There were significant changes to the course and some good new questions. The problems were spread out throughout the whole track, which was positive.
As a boy I loved watching the British Open on the BBC. Since the event is no longer televised is it great to regain many of the benefits through internet streaming and the cross-country made fantastic viewing.
Camera coverage obviously plays a part in the changes to the route. For designers it is always a hard balancing act between creating a course for horses and planning for the media and public.
Disappointingly, a third of the field in the British Open withdrew before the final phase. The team at Gatcombe had worked hard on the going, but for some the steep descents, the camber and the drop fences were a factor, plus some horses were aimed elsewhere.
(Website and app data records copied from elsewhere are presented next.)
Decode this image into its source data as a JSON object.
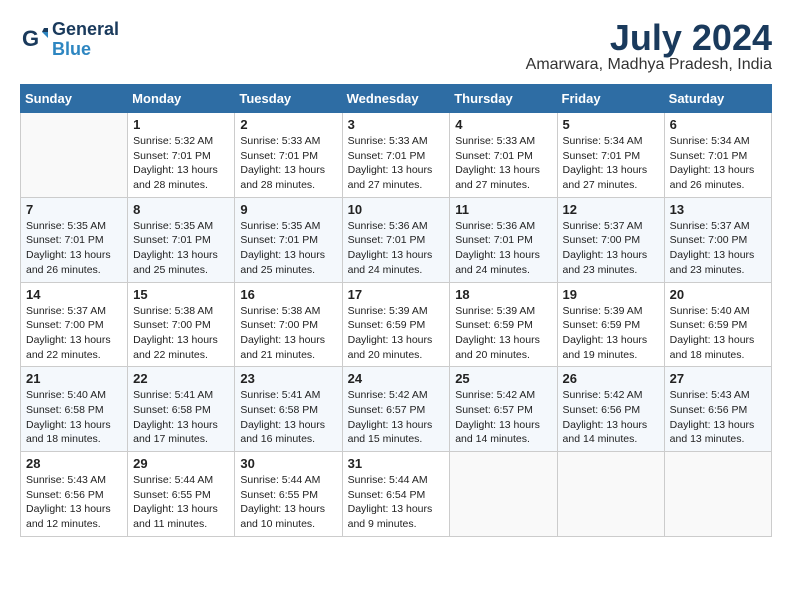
{
  "header": {
    "logo_line1": "General",
    "logo_line2": "Blue",
    "month_year": "July 2024",
    "location": "Amarwara, Madhya Pradesh, India"
  },
  "weekdays": [
    "Sunday",
    "Monday",
    "Tuesday",
    "Wednesday",
    "Thursday",
    "Friday",
    "Saturday"
  ],
  "weeks": [
    [
      {
        "num": "",
        "info": ""
      },
      {
        "num": "1",
        "info": "Sunrise: 5:32 AM\nSunset: 7:01 PM\nDaylight: 13 hours\nand 28 minutes."
      },
      {
        "num": "2",
        "info": "Sunrise: 5:33 AM\nSunset: 7:01 PM\nDaylight: 13 hours\nand 28 minutes."
      },
      {
        "num": "3",
        "info": "Sunrise: 5:33 AM\nSunset: 7:01 PM\nDaylight: 13 hours\nand 27 minutes."
      },
      {
        "num": "4",
        "info": "Sunrise: 5:33 AM\nSunset: 7:01 PM\nDaylight: 13 hours\nand 27 minutes."
      },
      {
        "num": "5",
        "info": "Sunrise: 5:34 AM\nSunset: 7:01 PM\nDaylight: 13 hours\nand 27 minutes."
      },
      {
        "num": "6",
        "info": "Sunrise: 5:34 AM\nSunset: 7:01 PM\nDaylight: 13 hours\nand 26 minutes."
      }
    ],
    [
      {
        "num": "7",
        "info": "Sunrise: 5:35 AM\nSunset: 7:01 PM\nDaylight: 13 hours\nand 26 minutes."
      },
      {
        "num": "8",
        "info": "Sunrise: 5:35 AM\nSunset: 7:01 PM\nDaylight: 13 hours\nand 25 minutes."
      },
      {
        "num": "9",
        "info": "Sunrise: 5:35 AM\nSunset: 7:01 PM\nDaylight: 13 hours\nand 25 minutes."
      },
      {
        "num": "10",
        "info": "Sunrise: 5:36 AM\nSunset: 7:01 PM\nDaylight: 13 hours\nand 24 minutes."
      },
      {
        "num": "11",
        "info": "Sunrise: 5:36 AM\nSunset: 7:01 PM\nDaylight: 13 hours\nand 24 minutes."
      },
      {
        "num": "12",
        "info": "Sunrise: 5:37 AM\nSunset: 7:00 PM\nDaylight: 13 hours\nand 23 minutes."
      },
      {
        "num": "13",
        "info": "Sunrise: 5:37 AM\nSunset: 7:00 PM\nDaylight: 13 hours\nand 23 minutes."
      }
    ],
    [
      {
        "num": "14",
        "info": "Sunrise: 5:37 AM\nSunset: 7:00 PM\nDaylight: 13 hours\nand 22 minutes."
      },
      {
        "num": "15",
        "info": "Sunrise: 5:38 AM\nSunset: 7:00 PM\nDaylight: 13 hours\nand 22 minutes."
      },
      {
        "num": "16",
        "info": "Sunrise: 5:38 AM\nSunset: 7:00 PM\nDaylight: 13 hours\nand 21 minutes."
      },
      {
        "num": "17",
        "info": "Sunrise: 5:39 AM\nSunset: 6:59 PM\nDaylight: 13 hours\nand 20 minutes."
      },
      {
        "num": "18",
        "info": "Sunrise: 5:39 AM\nSunset: 6:59 PM\nDaylight: 13 hours\nand 20 minutes."
      },
      {
        "num": "19",
        "info": "Sunrise: 5:39 AM\nSunset: 6:59 PM\nDaylight: 13 hours\nand 19 minutes."
      },
      {
        "num": "20",
        "info": "Sunrise: 5:40 AM\nSunset: 6:59 PM\nDaylight: 13 hours\nand 18 minutes."
      }
    ],
    [
      {
        "num": "21",
        "info": "Sunrise: 5:40 AM\nSunset: 6:58 PM\nDaylight: 13 hours\nand 18 minutes."
      },
      {
        "num": "22",
        "info": "Sunrise: 5:41 AM\nSunset: 6:58 PM\nDaylight: 13 hours\nand 17 minutes."
      },
      {
        "num": "23",
        "info": "Sunrise: 5:41 AM\nSunset: 6:58 PM\nDaylight: 13 hours\nand 16 minutes."
      },
      {
        "num": "24",
        "info": "Sunrise: 5:42 AM\nSunset: 6:57 PM\nDaylight: 13 hours\nand 15 minutes."
      },
      {
        "num": "25",
        "info": "Sunrise: 5:42 AM\nSunset: 6:57 PM\nDaylight: 13 hours\nand 14 minutes."
      },
      {
        "num": "26",
        "info": "Sunrise: 5:42 AM\nSunset: 6:56 PM\nDaylight: 13 hours\nand 14 minutes."
      },
      {
        "num": "27",
        "info": "Sunrise: 5:43 AM\nSunset: 6:56 PM\nDaylight: 13 hours\nand 13 minutes."
      }
    ],
    [
      {
        "num": "28",
        "info": "Sunrise: 5:43 AM\nSunset: 6:56 PM\nDaylight: 13 hours\nand 12 minutes."
      },
      {
        "num": "29",
        "info": "Sunrise: 5:44 AM\nSunset: 6:55 PM\nDaylight: 13 hours\nand 11 minutes."
      },
      {
        "num": "30",
        "info": "Sunrise: 5:44 AM\nSunset: 6:55 PM\nDaylight: 13 hours\nand 10 minutes."
      },
      {
        "num": "31",
        "info": "Sunrise: 5:44 AM\nSunset: 6:54 PM\nDaylight: 13 hours\nand 9 minutes."
      },
      {
        "num": "",
        "info": ""
      },
      {
        "num": "",
        "info": ""
      },
      {
        "num": "",
        "info": ""
      }
    ]
  ]
}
There are always withdrawals here, but they were made more noticeable by the change in classes. Previously some who were in two minds as to whether to run would have entered the less high-profile national advanced classes, which did not take place this year, so withdrawals were less obvious than when horses are pulled out of the Open.
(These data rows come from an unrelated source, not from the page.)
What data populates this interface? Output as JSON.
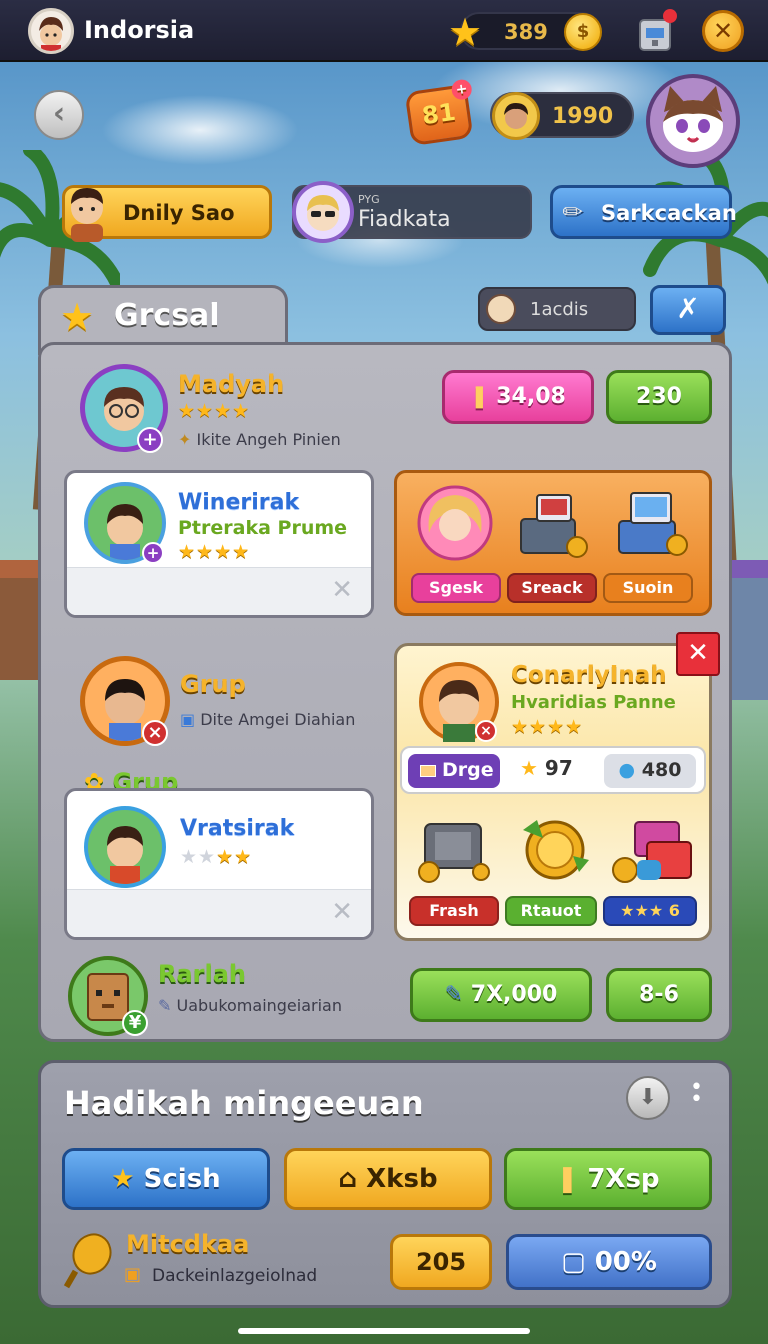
{
  "topbar": {
    "title": "Indorsia",
    "currency_value": "389",
    "coin_symbol": "$",
    "close_symbol": "✕"
  },
  "header": {
    "back_symbol": "‹",
    "level_value": "81",
    "gems_value": "1990"
  },
  "actions": {
    "daily_label": "Dnily Sao",
    "friend_tag": "PYG",
    "friend_name": "Fiadkata",
    "search_label": "Sarkcackan"
  },
  "panel": {
    "title": "Grcsal",
    "members_label": "1acdis",
    "rows": [
      {
        "name": "Madyah",
        "stars": "★★★★",
        "sub": "Ikite Angeh Pinien",
        "btn1": "34,08",
        "btn2": "230"
      },
      {
        "name": "Grup",
        "sub": "Dite Amgei Diahian"
      },
      {
        "name": "Rarlah",
        "sub": "Uabukomaingeiarian",
        "btn1": "7X,000",
        "btn2": "8-6"
      }
    ],
    "card1": {
      "name": "Winerirak",
      "sub": "Ptreraka Prume",
      "stars": "★★★★"
    },
    "card2": {
      "label": "Grup",
      "name": "Vratsirak",
      "stars_off": "★★",
      "stars_on": "★★"
    },
    "card_x": "✕",
    "orange_card": {
      "tags": [
        "Sgesk",
        "Sreack",
        "Suoin"
      ]
    },
    "featured": {
      "name": "ConarlyInah",
      "sub": "Hvaridias Panne",
      "stars": "★★★★",
      "stat_label": "Drge",
      "stat_star": "97",
      "stat_gem": "480",
      "tags": [
        "Frash",
        "Rtauot",
        "★★★"
      ],
      "tag3_num": "6",
      "close": "✕"
    }
  },
  "bottom": {
    "title": "Hadikah mingeeuan",
    "buttons": [
      "Scish",
      "Xksb",
      "7Xsp"
    ],
    "foot_name": "Mitcdkaa",
    "foot_sub": "Dackeinlazgeiolnad",
    "value1": "205",
    "value2": "00%"
  }
}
Oliver Townend was in his element with wins in the Novice and Intermediate finals — he’s had a lot of success at Gatcombe and the course really suits his style of riding.
It takes a specialist horse to win the Open, one that is light and fast on its feet. The title went to Christopher Burton and the nippy thoroughbred TS Jamaimo. Runner-up Jonelle Price’s efficient style was a great display of cross-country riding.
Beating the clock at Wilton
I had a real time challenge the previous weekend at Wilton, with four horses to compete by 1pm before a friend’s wedding. Rosemary Cann, Wilton’s entries secretary, was very accommodating and gave me tightly packed together times. My head groom Jess managed to prevent me from stopping to chat to anyone all morning! I got to the wedding with minutes to spare, averting the need to overtake the bride down the aisle.
Wilton is a well-established event and has all the ingredients to be a popular one, but it could benefit from some updating of the course and attention to the ground. There is certainly the appetite from riders and owners for this event, and a good field would lead to a strong crowd from nearby Salisbury.
As we head into the busy autumn season there is plenty to look forward to. This week Nations Cup teams head to Germany for Aachen. It is unlike any other event, with the most amazing facilities and hospitality. The Nations Cup has become a major focus for many, especially those countries which do not have a major team finale in a European Championships year.
After that we have Burghley and the excitement of a championship on home soil. Scotland hasn’t been short of rain during the summer and with the Europeans scheduled for two weeks later than Blair’s usual slot, the conditions could well be a key factor in determining the medals.
Ref: Horse & Hound; 13 August 2015